Saturday, January 7, 2017
Autonomous bike path snowplows
Attention Mayor Peduto, PennDOT, Uber, Google Robotics, Bike-Pgh, and others with a stake in winter cycling in the city:
All this talk about autonomous cars and taxis and so forth is missing an important boat. Cycling after a snowfall in Pittsburgh is darn near impossible because the city, or PennDOT, or whomever, does not ever, it seems, clear the bike paths. This needs to happen hours after a snow, not days or weeks or not at all. I myself am the proud owner of a busted shovel, accomplished by chopping ice off of the ramp from Second Avenue to the Hot Metal Bridge in February 2010. Nobody even tried to clear that ramp between the Feb 6 storm and the Feb 20 shovel brigade. To this day, if it gets done at all, it is long after a snowfall.
The solution is to have a set of brush trucks traverse the bike paths, in the middle of the night if necessary, anytime it snows. If humans are not available to make this happen, it should be done by automated driving, like the Uber cars. Imagine, snow starts to fall at midnight, but at 3 a.m., the automated plows come to life, and begin their routes. By daybreak, the paths have had at least one good pass. If it's stopped snowing, they return to their sheds (or a fueling station), but if not, they repeat their routes.
This will require some figuring out. Unlike streets, bike paths do not follow the same rules of pavement markings or lane widths. Still, it's a solvable problem. For example, if cutting through deeper snow, it may not be possible to discern where the path is at all, relying exclusively on GPS coordinates.
But high-tech aside, even if a human was available to do the driving, it's still going to take a fleet of these to handle clearing our many miles of bike paths, bridges, ramps, and other infrastructure. Fuel, routine service, and longer-term repairs, all seem like the sort of thing that has already been figured out for other applications, say PennDOT keeping the grass trimmed along highways, or street sweeping equipment owned or contracted by any of the above. This shouldn't be that difficult to plan and execute, provided the money is available. (Separate discussion.)
Can we, sometime this winter, develop a plan for getting this done? Give each machine a range of, say, eight miles to clear, so four miles out and back. Some that come to mind:
* Eliza Furnace Trail and Smithfield Street Bridge. (route)
* Bottom of Boundary Street to Hot Metal and its ramps to the end of South 18th. (route)

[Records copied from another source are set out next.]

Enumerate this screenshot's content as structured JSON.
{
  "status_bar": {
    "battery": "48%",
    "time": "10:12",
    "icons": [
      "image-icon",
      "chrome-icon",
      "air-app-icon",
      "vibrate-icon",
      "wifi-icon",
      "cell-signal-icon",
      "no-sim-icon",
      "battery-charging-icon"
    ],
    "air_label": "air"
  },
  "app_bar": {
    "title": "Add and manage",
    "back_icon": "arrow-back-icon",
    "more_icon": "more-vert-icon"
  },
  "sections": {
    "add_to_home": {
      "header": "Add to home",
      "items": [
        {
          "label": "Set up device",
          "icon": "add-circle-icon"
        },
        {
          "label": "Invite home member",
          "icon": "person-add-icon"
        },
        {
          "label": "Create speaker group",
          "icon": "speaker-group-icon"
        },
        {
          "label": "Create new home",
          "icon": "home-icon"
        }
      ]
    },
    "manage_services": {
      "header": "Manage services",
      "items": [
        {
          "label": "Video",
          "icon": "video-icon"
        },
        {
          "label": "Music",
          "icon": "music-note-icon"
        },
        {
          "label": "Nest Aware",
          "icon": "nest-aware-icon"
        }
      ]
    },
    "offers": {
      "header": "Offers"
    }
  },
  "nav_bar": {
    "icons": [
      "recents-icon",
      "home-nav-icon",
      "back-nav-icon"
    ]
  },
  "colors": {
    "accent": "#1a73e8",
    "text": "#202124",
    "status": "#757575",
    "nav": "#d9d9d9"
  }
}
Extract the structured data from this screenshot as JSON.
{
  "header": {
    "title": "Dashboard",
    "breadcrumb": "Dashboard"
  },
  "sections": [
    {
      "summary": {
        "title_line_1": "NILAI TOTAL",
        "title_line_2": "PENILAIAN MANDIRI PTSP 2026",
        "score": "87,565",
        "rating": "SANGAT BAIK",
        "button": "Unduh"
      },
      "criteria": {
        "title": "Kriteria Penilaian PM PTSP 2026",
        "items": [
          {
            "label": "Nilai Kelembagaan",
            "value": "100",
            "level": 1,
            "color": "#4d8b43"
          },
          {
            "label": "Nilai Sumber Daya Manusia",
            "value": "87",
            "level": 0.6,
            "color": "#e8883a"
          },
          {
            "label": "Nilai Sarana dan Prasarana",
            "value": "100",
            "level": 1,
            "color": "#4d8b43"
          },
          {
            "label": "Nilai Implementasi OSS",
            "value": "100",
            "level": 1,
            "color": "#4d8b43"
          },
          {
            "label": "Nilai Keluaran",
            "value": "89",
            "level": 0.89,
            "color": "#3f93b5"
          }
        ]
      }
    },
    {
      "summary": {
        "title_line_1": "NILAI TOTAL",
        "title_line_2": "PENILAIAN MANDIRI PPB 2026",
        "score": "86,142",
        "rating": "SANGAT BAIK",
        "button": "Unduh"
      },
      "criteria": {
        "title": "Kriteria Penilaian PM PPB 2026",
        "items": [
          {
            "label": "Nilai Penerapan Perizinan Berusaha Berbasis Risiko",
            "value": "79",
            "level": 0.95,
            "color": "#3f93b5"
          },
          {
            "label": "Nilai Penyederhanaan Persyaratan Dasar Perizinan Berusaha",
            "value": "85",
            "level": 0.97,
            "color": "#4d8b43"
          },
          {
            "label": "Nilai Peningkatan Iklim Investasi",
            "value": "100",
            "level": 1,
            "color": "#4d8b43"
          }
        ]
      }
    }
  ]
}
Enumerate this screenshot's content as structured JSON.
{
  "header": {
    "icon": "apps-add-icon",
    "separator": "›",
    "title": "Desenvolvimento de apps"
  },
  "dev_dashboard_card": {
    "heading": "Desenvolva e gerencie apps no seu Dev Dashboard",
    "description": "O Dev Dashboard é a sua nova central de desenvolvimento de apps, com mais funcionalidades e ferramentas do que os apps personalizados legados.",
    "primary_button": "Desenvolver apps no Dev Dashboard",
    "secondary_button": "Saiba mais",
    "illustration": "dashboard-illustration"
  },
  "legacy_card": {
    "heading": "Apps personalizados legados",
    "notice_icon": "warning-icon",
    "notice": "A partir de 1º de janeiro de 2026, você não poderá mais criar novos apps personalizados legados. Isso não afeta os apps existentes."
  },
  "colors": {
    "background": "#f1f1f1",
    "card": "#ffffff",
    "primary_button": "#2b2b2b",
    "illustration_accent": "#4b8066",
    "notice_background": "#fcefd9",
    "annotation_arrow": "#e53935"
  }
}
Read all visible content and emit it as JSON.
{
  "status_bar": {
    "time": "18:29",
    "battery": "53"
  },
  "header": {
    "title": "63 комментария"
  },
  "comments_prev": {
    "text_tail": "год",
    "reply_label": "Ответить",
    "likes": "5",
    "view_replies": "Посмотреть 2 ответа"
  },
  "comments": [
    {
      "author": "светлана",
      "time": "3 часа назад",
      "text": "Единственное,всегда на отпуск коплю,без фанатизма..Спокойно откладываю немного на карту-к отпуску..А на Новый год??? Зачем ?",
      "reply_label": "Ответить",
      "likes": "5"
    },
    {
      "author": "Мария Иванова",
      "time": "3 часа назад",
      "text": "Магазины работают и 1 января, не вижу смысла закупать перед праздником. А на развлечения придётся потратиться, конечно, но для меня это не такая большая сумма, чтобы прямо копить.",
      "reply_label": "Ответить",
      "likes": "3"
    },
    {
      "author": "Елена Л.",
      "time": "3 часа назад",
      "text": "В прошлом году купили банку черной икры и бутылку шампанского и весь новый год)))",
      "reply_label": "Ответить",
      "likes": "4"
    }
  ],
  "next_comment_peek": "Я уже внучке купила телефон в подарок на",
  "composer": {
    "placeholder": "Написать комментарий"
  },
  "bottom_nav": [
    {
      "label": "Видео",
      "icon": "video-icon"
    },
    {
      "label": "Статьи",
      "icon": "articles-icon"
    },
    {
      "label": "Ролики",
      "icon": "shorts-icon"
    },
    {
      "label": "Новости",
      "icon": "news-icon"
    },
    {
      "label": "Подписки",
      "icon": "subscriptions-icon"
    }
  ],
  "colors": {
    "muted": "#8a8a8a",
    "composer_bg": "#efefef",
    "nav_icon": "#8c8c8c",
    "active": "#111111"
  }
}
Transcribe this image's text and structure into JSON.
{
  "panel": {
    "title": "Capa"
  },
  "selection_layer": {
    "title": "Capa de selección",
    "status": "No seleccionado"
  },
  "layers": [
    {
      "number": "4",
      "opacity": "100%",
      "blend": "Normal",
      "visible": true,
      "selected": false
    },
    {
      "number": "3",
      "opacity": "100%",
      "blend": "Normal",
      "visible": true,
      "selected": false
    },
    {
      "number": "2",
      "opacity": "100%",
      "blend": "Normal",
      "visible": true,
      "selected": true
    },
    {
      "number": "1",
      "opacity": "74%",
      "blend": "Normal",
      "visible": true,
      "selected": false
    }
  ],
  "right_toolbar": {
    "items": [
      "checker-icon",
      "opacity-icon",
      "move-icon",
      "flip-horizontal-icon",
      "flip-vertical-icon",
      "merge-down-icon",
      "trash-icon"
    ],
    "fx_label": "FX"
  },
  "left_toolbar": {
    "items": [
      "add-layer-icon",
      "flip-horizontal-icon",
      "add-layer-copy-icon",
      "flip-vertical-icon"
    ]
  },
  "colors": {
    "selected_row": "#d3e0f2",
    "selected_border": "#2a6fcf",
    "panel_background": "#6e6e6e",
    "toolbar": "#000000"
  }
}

* 6th, 7th, 9th Street sidewalks and bike lane, if present, plus ramps to river level (route)(only about 4 miles, but many street crossings, plus heavy usage)
* Fort Pitt and Fort Duquesne Bridges (incomplete route)
* Penn Ave bike lane, starting at Point State Park, looping at north end of 16th St Bridge, and Spring Way out to 31st Street (route)
* North Shore Trail, from Alcosan to Millvale (route)
* South Side Trail, from Duquesne Incline to South Side Works (route)(SSide works is about 4 miles of the 9 shown)
* Strip District Trail, and along the city side of the river from Convention Center to Point State Park (route)
That's eight paths, just off the top of my head, and I'm sure there are plenty of others. I didn't try to optimize this, just sketched a few ideas. We should come up with a more scientific approach to this, complete with actual humans with appropriate equipment, to perform a full sweep after a couple inch snowfall. Get some data, figure out what it's really going to cost to acquire and run this service. Put it out there when we get a stronger storm, say 6" or more, see whether or where it gets bolluxed up.
If we care enough to mow the grass in our parks in the summertime, we should care enough to sweep the bike paths in the wintertime.
This idea gets bandied about every winter, yet nothing happens. How about this winter, we finally do something about it?